Post office says 'vulnerability ... immediately mitigated'

2012: In the past year, the service cut hours at thousands of post offices. It also merged some of its plants, and twice defaulted on payments totaling $11 billion. The agency reported a loss of $16 billion.
2012: In the past year, the service cut hours at thousands of post offices. It also merged some of its plants, and twice defaulted on payments totaling $11 billion. The agency reported a loss of $16 billion. (Edward M. Pio Roda/CNN)

JACKSONVILLE, Fla. – The U.S. Postal Service said it has already fixed a security vulnerability that exposed the phone numbers, street addresses and usernames of 60 million people who had accounts at usps.com in 2017 and 2018.

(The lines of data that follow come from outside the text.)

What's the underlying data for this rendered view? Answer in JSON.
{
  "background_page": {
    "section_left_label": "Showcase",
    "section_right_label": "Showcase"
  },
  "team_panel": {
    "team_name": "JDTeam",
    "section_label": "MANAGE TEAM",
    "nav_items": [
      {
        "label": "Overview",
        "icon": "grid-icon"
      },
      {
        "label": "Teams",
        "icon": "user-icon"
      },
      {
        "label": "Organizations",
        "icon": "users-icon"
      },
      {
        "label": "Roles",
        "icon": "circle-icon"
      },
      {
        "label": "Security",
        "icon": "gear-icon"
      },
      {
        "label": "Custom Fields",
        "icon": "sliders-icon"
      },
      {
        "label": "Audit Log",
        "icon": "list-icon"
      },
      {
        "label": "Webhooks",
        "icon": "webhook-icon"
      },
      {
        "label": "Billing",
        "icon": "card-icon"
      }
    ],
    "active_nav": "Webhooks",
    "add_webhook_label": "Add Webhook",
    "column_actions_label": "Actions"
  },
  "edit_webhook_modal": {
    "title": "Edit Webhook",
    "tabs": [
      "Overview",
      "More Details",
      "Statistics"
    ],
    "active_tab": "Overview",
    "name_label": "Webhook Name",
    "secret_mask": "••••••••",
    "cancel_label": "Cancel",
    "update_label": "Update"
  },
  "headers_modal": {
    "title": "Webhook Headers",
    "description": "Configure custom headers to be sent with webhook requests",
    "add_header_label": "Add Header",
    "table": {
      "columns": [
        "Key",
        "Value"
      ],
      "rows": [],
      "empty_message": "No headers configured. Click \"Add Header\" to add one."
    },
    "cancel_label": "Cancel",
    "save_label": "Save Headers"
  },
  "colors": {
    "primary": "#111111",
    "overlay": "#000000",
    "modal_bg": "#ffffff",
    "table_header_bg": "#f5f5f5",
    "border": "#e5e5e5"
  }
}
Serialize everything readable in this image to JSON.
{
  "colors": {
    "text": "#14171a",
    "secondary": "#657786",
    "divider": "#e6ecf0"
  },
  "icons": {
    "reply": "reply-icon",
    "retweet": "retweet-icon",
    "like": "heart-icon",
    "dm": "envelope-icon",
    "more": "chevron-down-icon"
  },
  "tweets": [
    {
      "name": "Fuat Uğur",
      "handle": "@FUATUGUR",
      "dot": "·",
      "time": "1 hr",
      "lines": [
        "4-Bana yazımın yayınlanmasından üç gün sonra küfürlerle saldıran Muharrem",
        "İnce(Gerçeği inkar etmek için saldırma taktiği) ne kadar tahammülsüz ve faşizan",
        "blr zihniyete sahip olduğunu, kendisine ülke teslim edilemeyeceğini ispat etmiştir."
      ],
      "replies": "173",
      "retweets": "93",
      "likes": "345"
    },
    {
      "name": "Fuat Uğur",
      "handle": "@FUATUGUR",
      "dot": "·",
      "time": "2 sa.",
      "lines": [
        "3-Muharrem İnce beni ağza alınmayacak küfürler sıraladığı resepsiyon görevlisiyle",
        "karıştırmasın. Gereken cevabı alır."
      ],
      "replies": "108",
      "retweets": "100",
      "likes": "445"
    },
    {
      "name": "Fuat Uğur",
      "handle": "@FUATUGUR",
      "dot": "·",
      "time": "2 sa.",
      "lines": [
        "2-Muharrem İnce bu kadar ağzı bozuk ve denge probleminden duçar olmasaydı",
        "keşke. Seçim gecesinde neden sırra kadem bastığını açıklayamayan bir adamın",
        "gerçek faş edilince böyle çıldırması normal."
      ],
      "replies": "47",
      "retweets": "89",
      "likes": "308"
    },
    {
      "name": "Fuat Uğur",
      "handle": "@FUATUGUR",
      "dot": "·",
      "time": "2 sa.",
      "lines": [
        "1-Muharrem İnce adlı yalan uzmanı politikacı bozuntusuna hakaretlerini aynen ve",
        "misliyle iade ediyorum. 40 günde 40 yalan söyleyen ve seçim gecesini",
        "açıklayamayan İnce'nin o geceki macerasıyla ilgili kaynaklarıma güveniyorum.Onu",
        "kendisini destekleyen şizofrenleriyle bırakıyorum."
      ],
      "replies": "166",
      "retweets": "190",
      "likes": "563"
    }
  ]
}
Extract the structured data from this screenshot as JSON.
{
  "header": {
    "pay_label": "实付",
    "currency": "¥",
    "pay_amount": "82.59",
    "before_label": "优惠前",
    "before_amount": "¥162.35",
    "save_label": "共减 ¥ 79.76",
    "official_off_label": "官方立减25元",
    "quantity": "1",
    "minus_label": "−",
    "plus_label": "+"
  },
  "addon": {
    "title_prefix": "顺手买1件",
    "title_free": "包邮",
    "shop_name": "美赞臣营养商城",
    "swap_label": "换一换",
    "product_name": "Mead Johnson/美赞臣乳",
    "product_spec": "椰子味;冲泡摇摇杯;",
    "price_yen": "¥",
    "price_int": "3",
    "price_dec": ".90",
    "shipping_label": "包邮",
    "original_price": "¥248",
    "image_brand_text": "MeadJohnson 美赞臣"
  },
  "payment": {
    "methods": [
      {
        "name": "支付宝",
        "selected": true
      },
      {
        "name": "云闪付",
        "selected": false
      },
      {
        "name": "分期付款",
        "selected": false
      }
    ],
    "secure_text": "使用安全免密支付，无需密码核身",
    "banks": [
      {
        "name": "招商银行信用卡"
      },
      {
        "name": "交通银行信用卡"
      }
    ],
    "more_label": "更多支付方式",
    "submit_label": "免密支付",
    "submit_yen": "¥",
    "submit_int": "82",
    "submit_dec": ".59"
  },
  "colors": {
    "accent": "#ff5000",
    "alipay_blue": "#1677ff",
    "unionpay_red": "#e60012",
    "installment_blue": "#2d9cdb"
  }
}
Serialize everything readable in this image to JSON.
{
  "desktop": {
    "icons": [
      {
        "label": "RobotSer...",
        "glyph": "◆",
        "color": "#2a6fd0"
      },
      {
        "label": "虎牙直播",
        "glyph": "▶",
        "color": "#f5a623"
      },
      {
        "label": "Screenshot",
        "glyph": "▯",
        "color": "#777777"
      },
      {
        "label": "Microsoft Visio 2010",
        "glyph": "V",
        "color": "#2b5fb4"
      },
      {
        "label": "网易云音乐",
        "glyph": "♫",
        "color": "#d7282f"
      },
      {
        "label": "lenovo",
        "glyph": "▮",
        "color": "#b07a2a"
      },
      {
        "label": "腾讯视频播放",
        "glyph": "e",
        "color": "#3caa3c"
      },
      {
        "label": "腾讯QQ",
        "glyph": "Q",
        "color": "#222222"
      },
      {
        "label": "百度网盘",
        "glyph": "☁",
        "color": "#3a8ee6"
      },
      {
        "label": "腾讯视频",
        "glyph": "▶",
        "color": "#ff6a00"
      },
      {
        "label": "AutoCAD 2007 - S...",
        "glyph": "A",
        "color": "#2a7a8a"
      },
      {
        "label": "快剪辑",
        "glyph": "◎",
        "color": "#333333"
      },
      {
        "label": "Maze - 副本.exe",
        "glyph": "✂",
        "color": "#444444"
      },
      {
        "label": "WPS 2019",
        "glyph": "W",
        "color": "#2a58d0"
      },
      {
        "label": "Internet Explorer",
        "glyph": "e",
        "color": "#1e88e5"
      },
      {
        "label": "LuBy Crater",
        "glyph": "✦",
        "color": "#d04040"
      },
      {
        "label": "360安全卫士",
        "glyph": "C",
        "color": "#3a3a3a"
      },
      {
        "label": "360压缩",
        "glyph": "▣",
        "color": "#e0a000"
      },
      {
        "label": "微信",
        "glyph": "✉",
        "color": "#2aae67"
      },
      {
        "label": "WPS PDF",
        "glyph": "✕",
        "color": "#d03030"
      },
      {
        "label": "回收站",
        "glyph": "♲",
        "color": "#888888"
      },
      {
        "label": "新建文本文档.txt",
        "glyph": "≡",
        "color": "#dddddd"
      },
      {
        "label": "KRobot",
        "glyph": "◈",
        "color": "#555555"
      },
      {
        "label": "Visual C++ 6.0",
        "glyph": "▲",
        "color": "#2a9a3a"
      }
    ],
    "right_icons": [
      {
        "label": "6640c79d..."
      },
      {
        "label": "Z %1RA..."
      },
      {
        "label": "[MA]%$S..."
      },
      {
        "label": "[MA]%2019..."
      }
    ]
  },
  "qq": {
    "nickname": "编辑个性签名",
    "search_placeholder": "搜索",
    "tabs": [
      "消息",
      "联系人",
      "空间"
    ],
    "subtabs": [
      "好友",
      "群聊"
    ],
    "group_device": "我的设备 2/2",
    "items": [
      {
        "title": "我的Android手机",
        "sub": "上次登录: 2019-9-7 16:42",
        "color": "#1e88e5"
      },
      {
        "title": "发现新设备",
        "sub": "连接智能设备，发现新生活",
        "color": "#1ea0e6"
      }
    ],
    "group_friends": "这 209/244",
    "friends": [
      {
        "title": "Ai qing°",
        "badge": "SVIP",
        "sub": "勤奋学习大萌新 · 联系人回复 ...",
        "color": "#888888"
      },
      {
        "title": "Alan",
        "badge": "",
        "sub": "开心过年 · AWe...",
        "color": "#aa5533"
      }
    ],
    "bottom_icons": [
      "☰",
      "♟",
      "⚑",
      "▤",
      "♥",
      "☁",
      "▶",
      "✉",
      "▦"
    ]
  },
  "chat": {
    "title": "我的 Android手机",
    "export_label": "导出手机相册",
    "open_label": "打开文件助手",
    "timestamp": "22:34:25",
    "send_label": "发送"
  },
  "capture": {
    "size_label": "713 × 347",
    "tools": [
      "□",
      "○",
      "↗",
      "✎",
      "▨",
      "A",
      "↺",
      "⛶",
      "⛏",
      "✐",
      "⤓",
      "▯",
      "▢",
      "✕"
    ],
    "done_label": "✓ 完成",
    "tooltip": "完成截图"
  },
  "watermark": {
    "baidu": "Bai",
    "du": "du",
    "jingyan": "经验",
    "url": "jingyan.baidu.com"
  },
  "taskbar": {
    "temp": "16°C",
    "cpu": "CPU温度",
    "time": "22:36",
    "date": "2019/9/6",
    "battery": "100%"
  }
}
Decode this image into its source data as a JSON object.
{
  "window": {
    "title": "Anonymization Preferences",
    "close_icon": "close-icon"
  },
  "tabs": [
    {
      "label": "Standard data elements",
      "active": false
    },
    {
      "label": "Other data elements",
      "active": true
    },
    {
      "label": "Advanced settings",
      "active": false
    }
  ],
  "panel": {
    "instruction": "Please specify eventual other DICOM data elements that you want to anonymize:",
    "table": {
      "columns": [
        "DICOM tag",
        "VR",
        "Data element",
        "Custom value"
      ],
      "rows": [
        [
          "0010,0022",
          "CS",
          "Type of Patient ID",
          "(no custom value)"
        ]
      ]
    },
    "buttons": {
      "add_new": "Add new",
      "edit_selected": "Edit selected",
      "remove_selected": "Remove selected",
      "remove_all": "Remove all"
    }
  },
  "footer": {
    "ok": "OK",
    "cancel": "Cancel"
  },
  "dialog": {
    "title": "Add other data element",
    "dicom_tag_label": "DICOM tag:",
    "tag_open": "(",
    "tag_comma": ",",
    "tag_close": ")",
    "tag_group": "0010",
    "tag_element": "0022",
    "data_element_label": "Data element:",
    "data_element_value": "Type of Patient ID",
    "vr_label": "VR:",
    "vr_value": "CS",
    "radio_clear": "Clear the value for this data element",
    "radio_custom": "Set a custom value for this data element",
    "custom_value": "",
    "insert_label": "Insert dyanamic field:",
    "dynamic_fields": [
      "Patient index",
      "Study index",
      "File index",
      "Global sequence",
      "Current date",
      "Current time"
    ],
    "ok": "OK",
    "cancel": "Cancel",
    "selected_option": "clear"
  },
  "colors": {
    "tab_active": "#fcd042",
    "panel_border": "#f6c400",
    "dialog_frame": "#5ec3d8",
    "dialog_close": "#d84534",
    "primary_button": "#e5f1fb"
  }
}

According to ConsumerAffairs.com, Krebs on Security reported that an independent researcher informed USPS of the flaw more than a year ago but received no response. The Postal Service didn’t address the issue until this week after it was contacted by cybersecurity specialist Brian Krebs.

“No special hacking tools were needed to pull this data, other than knowledge of how to view and modify data elements processed by a regular web browser like Chrome or Firefox,” Krebs told ConsumerAffairs.com.

USPS said the security flaw was fixed and it will continue to look into the issue “out of an abundance of caution.” 

The USPS sent News4Jax the following information:

We currently have no information that this vulnerability was leveraged to exploit customer records.  The information shared with the Postal Service allowed us to quickly mitigate this vulnerability.  

"Computer networks are constantly under attack from criminals who try to exploit vulnerabilities to illegally obtain information.  Similar to other companies, the Postal Service’s Information Security program and the Inspection Service uses industry best practices to constantly monitor our network for suspicious activity. 

Any information suggesting criminals have tried to exploit potential vulnerabilities in our network is taken very seriously. Out of an abundance of caution, the Postal Service is further investigating to ensure that anyone who may have sought to access our systems inappropriately is pursued to the fullest extent of the law."